Task description:
Each line of the data below containing "레이아웃" needs to be listed.
+++
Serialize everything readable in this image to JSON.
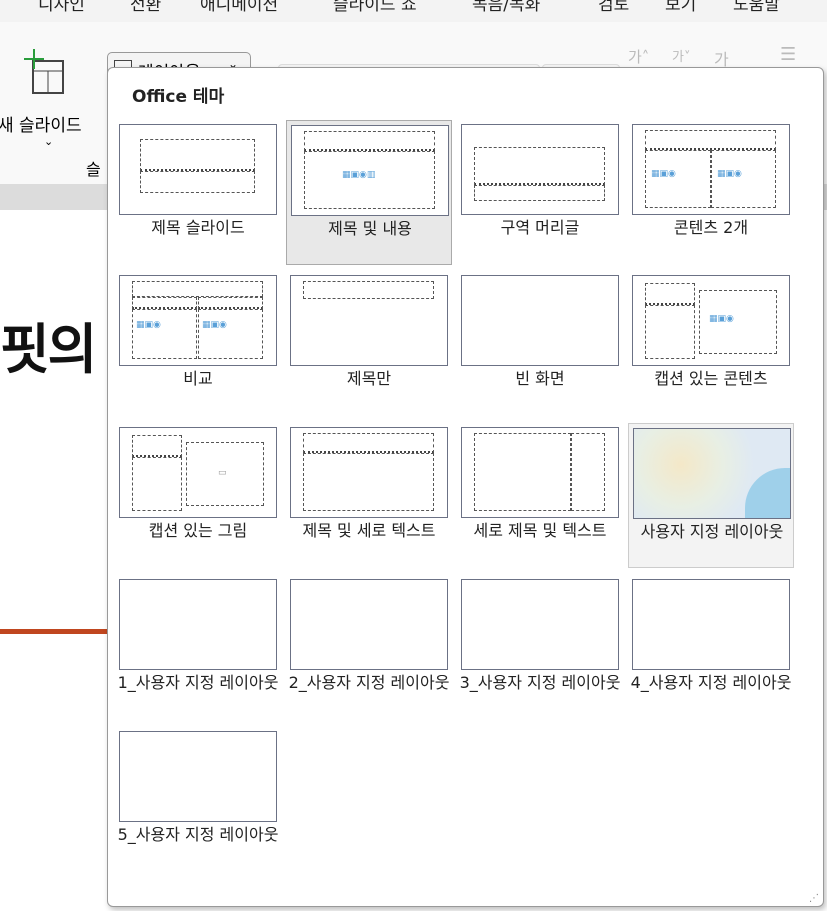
{
  "menu": [
    "디자인",
    "전환",
    "애니메이션",
    "슬라이드 쇼",
    "녹음/녹화",
    "검토",
    "보기",
    "도움말"
  ],
  "ribbon": {
    "new_slide": "새 슬라이드",
    "layout_button": "레이아웃",
    "font_size": "44",
    "group_label": "슬"
  },
  "slide_text": "핏의",
  "popup": {
    "title": "Office 테마",
    "items": [
      {
        "label": "제목 슬라이드"
      },
      {
        "label": "제목 및 내용"
      },
      {
        "label": "구역 머리글"
      },
      {
        "label": "콘텐츠 2개"
      },
      {
        "label": "비교"
      },
      {
        "label": "제목만"
      },
      {
        "label": "빈 화면"
      },
      {
        "label": "캡션 있는 콘텐츠"
      },
      {
        "label": "캡션 있는 그림"
      },
      {
        "label": "제목 및 세로 텍스트"
      },
      {
        "label": "세로 제목 및 텍스트"
      },
      {
        "label": "사용자 지정 레이아웃"
      },
      {
        "label": "1_사용자 지정 레이아웃"
      },
      {
        "label": "2_사용자 지정 레이아웃"
      },
      {
        "label": "3_사용자 지정 레이아웃"
      },
      {
        "label": "4_사용자 지정 레이아웃"
      },
      {
        "label": "5_사용자 지정 레이아웃"
      }
    ]
  },
  "selected": "제목 및 내용"
}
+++
Finished task:
    "layout_button": "레이아웃",
        "label": "사용자 지정 레이아웃"
        "label": "1_사용자 지정 레이아웃"
        "label": "2_사용자 지정 레이아웃"
        "label": "3_사용자 지정 레이아웃"
        "label": "4_사용자 지정 레이아웃"
        "label": "5_사용자 지정 레이아웃"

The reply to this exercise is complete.